      We all assembled a little before 06:00h on Sunday morning and were delighted to be joined by Daina's young sister, Nicole, who got out of bed early in order to visit our mist nets at SpruceHaven. Kudos to Daina for bringing her and to Nicole for coming.

Kevin, Nicole, Daina, Heather

    One of our first capture was a Wilson's Warbler Cardellina pusilla, shown here with its band securely attached.

     Nicole did the round of the nets with us each time and we asked her if she would like to record one of the birds. Under careful directions from her big sister, Daina, she made her entry into the records.

          And looked pretty satisfied with herself when it was all done!

     An adult White-crowned Sparrow Zonotrichia leucophrys  was captured, probably right around the end of this species' spring migration through southern Ontario.

     Daina took over the scribing duties for a while.

     Unlike Saturday we did not trap many birds, but a new species for the year was a Lincoln's Sparrow Melospiza lincolnii.

     It had been very satisfying on Saturday to capture two Ovenbirds Seiurus aurocapilla and we were happy to net another one on Sunday.
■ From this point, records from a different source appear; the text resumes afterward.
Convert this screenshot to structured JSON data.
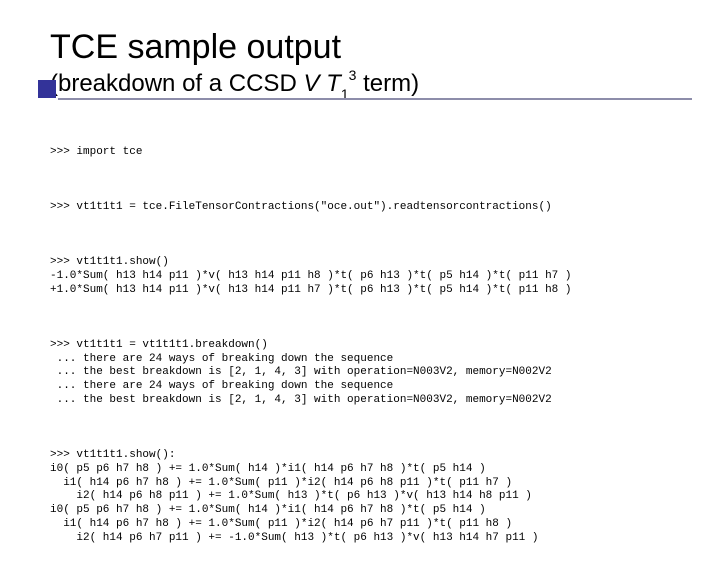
{
  "title": {
    "main": "TCE sample output",
    "sub_prefix": "(breakdown of a CCSD ",
    "sub_var1": "V",
    "sub_between": " ",
    "sub_var2": "T",
    "sub_sub": "1",
    "sub_sup": "3",
    "sub_suffix": " term)"
  },
  "code": {
    "block1": ">>> import tce",
    "block2": ">>> vt1t1t1 = tce.FileTensorContractions(\"oce.out\").readtensorcontractions()",
    "block3": ">>> vt1t1t1.show()\n-1.0*Sum( h13 h14 p11 )*v( h13 h14 p11 h8 )*t( p6 h13 )*t( p5 h14 )*t( p11 h7 )\n+1.0*Sum( h13 h14 p11 )*v( h13 h14 p11 h7 )*t( p6 h13 )*t( p5 h14 )*t( p11 h8 )",
    "block4": ">>> vt1t1t1 = vt1t1t1.breakdown()\n ... there are 24 ways of breaking down the sequence\n ... the best breakdown is [2, 1, 4, 3] with operation=N003V2, memory=N002V2\n ... there are 24 ways of breaking down the sequence\n ... the best breakdown is [2, 1, 4, 3] with operation=N003V2, memory=N002V2",
    "block5": ">>> vt1t1t1.show():\ni0( p5 p6 h7 h8 ) += 1.0*Sum( h14 )*i1( h14 p6 h7 h8 )*t( p5 h14 )\n  i1( h14 p6 h7 h8 ) += 1.0*Sum( p11 )*i2( h14 p6 h8 p11 )*t( p11 h7 )\n    i2( h14 p6 h8 p11 ) += 1.0*Sum( h13 )*t( p6 h13 )*v( h13 h14 h8 p11 )\ni0( p5 p6 h7 h8 ) += 1.0*Sum( h14 )*i1( h14 p6 h7 h8 )*t( p5 h14 )\n  i1( h14 p6 h7 h8 ) += 1.0*Sum( p11 )*i2( h14 p6 h7 p11 )*t( p11 h8 )\n    i2( h14 p6 h7 p11 ) += -1.0*Sum( h13 )*t( p6 h13 )*v( h13 h14 h7 p11 )"
  }
}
     As I post these pictures I am starting to wonder how many times Kevin's hands have appeared on the internet!
     This Common Grackle Quisculus quiscula let Kevin know it was not happy until he released it.

     The iridescence on this species imparts a beautiful quality to its plumage and when seen strutting in sunlight it is magical to watch the constant change of hues.
     Grey Catbird Dumatella carolinensis is quite common from spring through fall and no doubt breeds at SpruceHaven. We just haven't located the nest.

     Perhaps Kevin and Heather were checking the finer points of identification or aging as it relates to Grey Catbirds; in any event they were engrossed over some detail or other.

     Our final bird of the day was a Common Starling Sturnus vulgaris, a non native species which is a problem bird,  as it aggressively drives out native cavity-nesting species from suitable nest sites. It is implicated in the serious decline of some of these species.

     In keeping with its feisty nature it screamed at Kevin the whole time it was in his hand.
     We might have hoped for a little more active morning so that Nicole could have seen a wider range of species, but we had to close the nets early as the wind picked up substantially. Perhaps she will come out again.

All species 14 May: Grey Catbird (1), Common Starling (1), American Robin (1), Ovenbird (1), Wilson's Warbler (1), Song Sparrow (1), Lincoln's Sparrow (1), White-crowned Sparrow (1).